┌──

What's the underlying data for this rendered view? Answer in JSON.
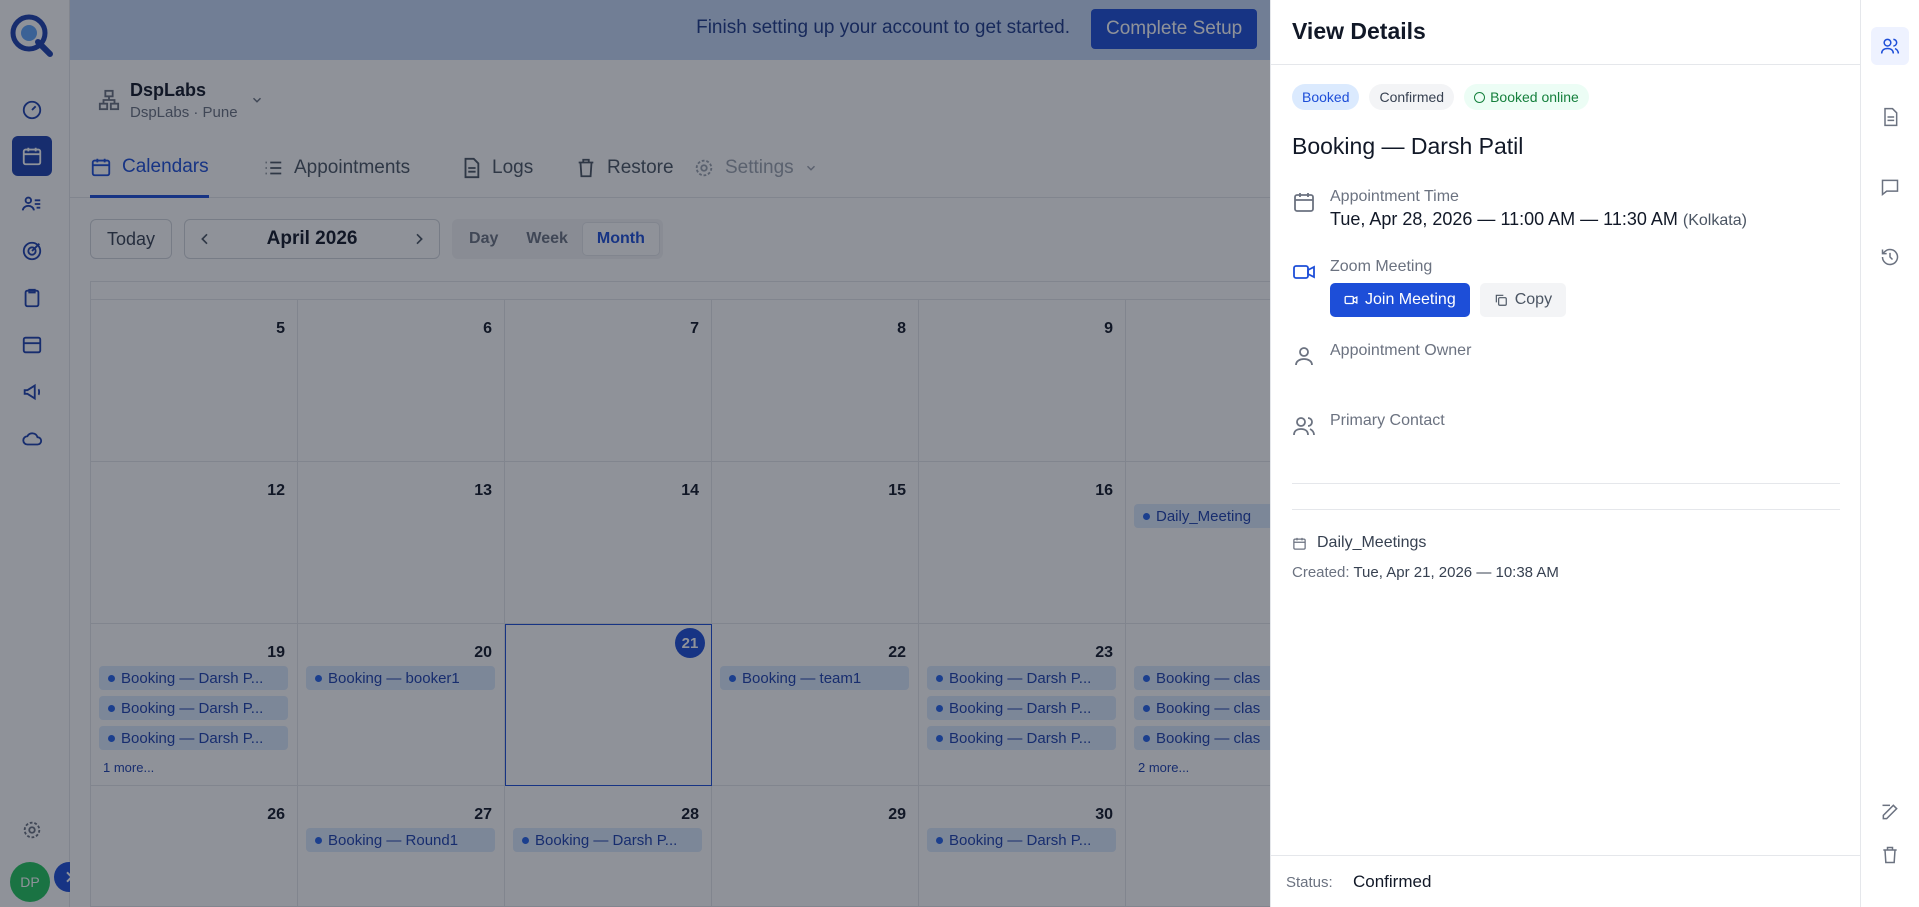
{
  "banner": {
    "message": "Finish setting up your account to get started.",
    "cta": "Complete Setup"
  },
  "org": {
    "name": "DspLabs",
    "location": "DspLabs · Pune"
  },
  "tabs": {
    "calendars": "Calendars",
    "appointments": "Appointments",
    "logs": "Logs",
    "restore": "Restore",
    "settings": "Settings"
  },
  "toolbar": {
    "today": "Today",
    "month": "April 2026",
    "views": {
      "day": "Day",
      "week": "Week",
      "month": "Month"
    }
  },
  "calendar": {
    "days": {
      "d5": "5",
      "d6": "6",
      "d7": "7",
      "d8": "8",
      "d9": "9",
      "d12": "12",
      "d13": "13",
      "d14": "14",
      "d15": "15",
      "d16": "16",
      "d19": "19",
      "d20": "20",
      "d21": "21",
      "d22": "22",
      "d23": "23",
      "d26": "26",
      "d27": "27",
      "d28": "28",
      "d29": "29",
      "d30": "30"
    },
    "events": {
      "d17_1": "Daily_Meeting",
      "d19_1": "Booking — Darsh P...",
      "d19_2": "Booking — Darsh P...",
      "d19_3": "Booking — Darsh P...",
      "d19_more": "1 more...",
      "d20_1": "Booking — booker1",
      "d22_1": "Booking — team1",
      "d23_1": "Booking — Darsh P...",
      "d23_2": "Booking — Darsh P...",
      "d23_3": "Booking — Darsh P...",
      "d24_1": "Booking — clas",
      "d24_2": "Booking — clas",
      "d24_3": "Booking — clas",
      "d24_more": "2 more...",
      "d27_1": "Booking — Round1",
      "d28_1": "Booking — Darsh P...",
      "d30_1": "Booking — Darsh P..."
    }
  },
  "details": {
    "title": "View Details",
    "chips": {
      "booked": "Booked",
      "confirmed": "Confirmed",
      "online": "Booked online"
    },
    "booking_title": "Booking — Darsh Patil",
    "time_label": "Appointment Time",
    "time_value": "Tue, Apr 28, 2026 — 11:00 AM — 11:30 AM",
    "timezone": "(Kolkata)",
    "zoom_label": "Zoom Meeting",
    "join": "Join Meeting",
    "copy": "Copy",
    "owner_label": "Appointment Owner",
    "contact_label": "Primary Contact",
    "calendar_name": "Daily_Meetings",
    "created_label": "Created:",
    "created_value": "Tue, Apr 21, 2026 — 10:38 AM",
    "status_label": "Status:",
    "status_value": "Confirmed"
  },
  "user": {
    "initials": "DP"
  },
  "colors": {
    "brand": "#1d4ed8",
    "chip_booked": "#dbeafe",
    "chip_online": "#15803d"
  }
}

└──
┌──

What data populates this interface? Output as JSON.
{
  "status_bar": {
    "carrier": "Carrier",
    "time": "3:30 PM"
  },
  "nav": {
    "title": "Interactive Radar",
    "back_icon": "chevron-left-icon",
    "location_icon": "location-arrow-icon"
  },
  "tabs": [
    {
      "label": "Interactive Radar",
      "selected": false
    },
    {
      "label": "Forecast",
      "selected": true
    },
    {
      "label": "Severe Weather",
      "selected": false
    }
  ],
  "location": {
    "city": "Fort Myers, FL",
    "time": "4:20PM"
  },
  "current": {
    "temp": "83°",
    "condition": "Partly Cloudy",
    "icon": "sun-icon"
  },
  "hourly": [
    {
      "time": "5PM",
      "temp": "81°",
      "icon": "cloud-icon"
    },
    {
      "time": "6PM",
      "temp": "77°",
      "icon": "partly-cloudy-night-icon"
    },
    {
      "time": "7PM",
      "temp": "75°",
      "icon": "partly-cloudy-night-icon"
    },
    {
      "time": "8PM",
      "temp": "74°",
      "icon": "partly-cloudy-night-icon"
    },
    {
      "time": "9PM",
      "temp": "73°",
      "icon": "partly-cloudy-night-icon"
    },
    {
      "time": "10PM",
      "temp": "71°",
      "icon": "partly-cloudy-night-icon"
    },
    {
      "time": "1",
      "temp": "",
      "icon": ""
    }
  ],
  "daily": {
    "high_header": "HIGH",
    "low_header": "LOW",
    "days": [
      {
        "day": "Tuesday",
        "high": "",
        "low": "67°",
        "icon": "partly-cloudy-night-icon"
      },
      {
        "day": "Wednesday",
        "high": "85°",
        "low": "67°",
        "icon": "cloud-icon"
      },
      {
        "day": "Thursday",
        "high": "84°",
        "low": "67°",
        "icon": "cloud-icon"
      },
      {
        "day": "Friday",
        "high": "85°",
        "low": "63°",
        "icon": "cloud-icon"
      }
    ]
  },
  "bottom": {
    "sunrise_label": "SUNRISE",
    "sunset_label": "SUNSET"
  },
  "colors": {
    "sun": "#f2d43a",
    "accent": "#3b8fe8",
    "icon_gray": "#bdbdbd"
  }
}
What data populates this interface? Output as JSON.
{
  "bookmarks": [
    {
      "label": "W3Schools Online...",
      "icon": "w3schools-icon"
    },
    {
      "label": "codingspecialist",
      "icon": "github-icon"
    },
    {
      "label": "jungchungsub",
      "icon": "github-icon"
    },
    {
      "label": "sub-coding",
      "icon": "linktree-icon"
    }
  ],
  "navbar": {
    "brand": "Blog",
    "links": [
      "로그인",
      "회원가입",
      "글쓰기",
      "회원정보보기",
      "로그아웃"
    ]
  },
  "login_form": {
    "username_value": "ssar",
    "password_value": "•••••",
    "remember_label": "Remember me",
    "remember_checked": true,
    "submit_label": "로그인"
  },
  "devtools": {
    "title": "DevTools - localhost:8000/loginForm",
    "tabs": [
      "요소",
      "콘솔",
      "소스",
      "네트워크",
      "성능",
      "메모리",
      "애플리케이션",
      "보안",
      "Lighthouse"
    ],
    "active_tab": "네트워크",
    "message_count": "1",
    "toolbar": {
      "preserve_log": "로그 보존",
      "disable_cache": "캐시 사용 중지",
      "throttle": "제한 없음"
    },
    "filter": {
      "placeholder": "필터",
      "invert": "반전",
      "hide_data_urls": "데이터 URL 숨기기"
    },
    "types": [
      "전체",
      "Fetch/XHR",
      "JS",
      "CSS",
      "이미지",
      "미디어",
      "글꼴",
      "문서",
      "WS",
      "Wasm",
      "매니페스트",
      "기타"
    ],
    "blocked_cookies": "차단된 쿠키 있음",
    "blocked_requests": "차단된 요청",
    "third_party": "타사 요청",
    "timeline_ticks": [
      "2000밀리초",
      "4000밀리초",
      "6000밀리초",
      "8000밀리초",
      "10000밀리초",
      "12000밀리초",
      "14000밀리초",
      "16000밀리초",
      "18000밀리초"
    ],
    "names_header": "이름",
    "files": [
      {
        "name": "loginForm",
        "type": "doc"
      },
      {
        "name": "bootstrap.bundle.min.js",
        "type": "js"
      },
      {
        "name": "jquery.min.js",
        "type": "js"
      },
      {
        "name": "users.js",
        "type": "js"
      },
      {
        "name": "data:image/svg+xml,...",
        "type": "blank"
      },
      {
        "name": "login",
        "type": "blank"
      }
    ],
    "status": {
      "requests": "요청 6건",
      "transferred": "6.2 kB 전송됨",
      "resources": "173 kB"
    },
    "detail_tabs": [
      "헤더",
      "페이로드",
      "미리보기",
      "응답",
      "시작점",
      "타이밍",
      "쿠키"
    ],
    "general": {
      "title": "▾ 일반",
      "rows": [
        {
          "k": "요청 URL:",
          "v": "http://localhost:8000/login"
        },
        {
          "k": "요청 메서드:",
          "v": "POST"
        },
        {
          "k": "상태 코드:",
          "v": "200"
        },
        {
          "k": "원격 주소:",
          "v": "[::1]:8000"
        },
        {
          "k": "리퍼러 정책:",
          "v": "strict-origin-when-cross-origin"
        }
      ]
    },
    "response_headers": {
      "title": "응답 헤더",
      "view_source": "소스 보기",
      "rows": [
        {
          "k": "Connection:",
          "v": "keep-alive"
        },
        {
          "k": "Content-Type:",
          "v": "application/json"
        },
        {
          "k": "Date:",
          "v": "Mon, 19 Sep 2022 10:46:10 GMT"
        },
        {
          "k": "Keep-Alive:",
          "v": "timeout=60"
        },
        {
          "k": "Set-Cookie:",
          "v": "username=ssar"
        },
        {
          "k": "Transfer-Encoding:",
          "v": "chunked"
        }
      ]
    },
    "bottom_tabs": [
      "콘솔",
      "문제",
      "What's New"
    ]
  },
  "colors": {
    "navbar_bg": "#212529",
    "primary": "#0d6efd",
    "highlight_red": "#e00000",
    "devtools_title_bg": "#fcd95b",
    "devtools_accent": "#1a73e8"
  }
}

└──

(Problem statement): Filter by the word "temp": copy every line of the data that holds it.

(Solution for this problem):
    "temp": "83°",
      "temp": "81°",
      "temp": "77°",
      "temp": "75°",
      "temp": "74°",
      "temp": "73°",
      "temp": "71°",
      "temp": "",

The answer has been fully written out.